Horror Hot Take:Midsommar is not a horror movie. Sure, some horrible things happen and there is fantastically beautiful and often gory imagery that we typically see in horror films, but this second feature from Ari Aster is not as steeped in the horror genre as its predecessor. Aster himself made it clear that while he was approached by producer Patrik Andersson to make a Swedish slasher film, he ultimately decided to make a movie about a breakup filled with as much pain and sorrow as the one he was then experiencing in real life.
That said, Midsommar (like Hereditary) is a movie about grief. There is a process, an arc, a journey that we ride along for as Dani grieves not only the shocking murder-suicide of her sister and parents but of her dying relationship and dying (and soon to be reborn) sense of self. A student of psychology herself, Dani’s care-taking tendencies are obvious as she puts everyone else before herself to the point of having no ego strength, no boundaries, and no identity that is not in relation to others.
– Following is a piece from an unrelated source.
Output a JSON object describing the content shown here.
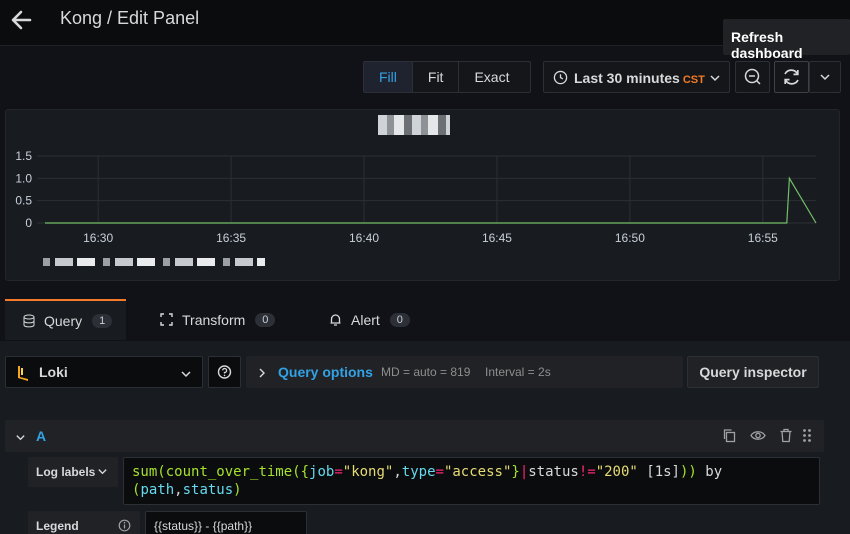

Her relationship with Josh—himself a coward on many levels—is the definition of codependency as they shy away from fights and often apologize for each other’s misgivings. Dani even gaslights herself and questions her own reality (forcing the audience to question our reality throughout the film). Truly it is a pitiful sight to watch: We feel sorry for Dani and her trauma, but foreshadowing already tips us off early on about the changes waiting to take place inside of her. Often dependent in nature, does Dani even exist if alone? This question explains her choice to find a new community, one that supports her unlike other people in her life, others who are now all gone.
Final critique: This is a visually stunning and emotionally gripping movie. It does not rely on musical cues or cheap scares by any means but rather uses striking visual after visual after visual to sink its way into the viewer’s brain, pairing beautiful sights with more disturbing images and testing the audience insofar as what they are able to sit and watch. In the case of my crowded and mostly adolescent audience, the desire to react vocally to express even adjacent discomfort at some of the scenes and themes helped show just how rare and powerful Aster’s critique of modern American masculinity vis a vis his inclusion of full frontal male nudity is in mainstream film. It was such a fun treat to watch a horror film that takes place primarily in bright—often blinding—light and does not rely on nighttime and shadows to show us the darker sides of humanity (especially following a film like Hereditary and its dark palette).